Dominic LeBlanc Liberal Beauséjour, NB

Mr. Speaker, yesterday, the Prime Minister was forced to admit that it was his voice on Mr. Zytaruk's recording. In response to a question about a $1 million insurance policy, he can be heard answering, “I know that there were discussions.”

Will the Prime Minister finally tell us what he knew about this $1 million insurance policy?

EthicsOral Questions

2:35 p.m.

Port Moody—Westwood—Port Coquitlam B.C.

Conservative

James Moore ConservativeParliamentary Secretary to the Minister of Public Works and Government Services and for the Pacific Gateway and the Vancouver-Whistler Olympics

Mr. Speaker, there was in fact no life insurance policy proposal that was made. The Prime Minister has made that clear.

But I again would like to thank my colleague from Beauséjour for his support of the budget last night and his confidence in the government. Last night he confirmed what I have suspected for a long time: that the people of Beauséjour were never better served than when the hon. member did not show up to vote.

EthicsOral Questions

2:35 p.m.

Liberal

Dominic LeBlanc Liberal Beauséjour, NB

Mr. Speaker, the Prime Minister admitted that it is his voice on the Zytaruk tape. On the tape, the Prime Minister is directly asked about an offer of a million dollar life insurance policy to Mr. Cadman. The Prime Minister answers, “I know that there were discussions...”.

What did the Prime Minister know about these discussions and the offer of a million dollar bribe to Mr. Cadman?

EthicsOral Questions

2:35 p.m.

Port Moody—Westwood—Port Coquitlam B.C.

Conservative

James Moore ConservativeParliamentary Secretary to the Minister of Public Works and Government Services and for the Pacific Gateway and the Vancouver-Whistler Olympics

Mr. Speaker, there were no discussions about a million dollar bribe. The accusation is outrageous. That is why the Liberal Party in the future will be paying a serious and steep price for making these false criminal allegations.

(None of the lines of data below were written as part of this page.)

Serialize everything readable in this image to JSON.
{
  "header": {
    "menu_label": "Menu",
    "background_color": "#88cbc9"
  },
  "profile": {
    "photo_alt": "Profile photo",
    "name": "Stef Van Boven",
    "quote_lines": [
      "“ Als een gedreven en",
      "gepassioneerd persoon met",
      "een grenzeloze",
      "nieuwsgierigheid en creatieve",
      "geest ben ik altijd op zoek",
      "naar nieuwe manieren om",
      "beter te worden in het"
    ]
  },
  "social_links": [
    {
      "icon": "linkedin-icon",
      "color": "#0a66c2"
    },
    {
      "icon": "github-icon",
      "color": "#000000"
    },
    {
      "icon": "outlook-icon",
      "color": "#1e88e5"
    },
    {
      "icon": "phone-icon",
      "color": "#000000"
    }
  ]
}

The only conversations that took place with Chuck Cadman happened on May 19. Doug Finley and Tom Flanagan sat down with Chuck Cadman and expressed our desire to have Chuck Cadman rejoin the Conservative caucus, present himself as a Conservative candidate and get re-elected as the member of Parliament for Surrey North.

EthicsOral Questions

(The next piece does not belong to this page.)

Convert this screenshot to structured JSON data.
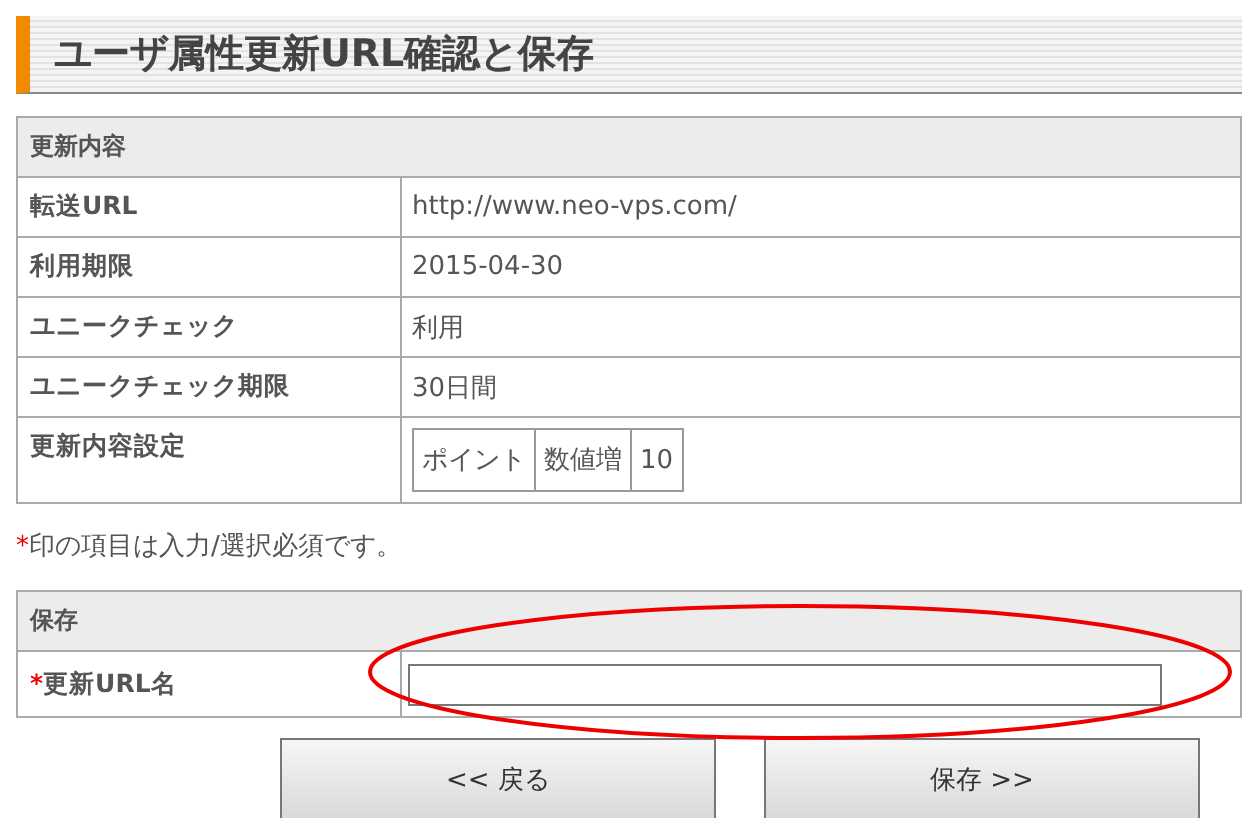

2:35 p.m.

Liberal

Marlene Jennings Liberal Notre-Dame-de-Grâce—Lachine, QC

Mr. Speaker, here is the Oxford dictionary's definition of the word “bribe”: “to dishonestly persuade (someone) to act in one’s favour by paying them or giving other inducement”.

Keeping that in mind, could the Prime Minister explain the tape and its specific mention of “the offer to Chuck”? Could he tell us why any offer at all to persuade Mr. Cadman to vote with the Conservatives could be interpreted as anything but an attempt to bribe him?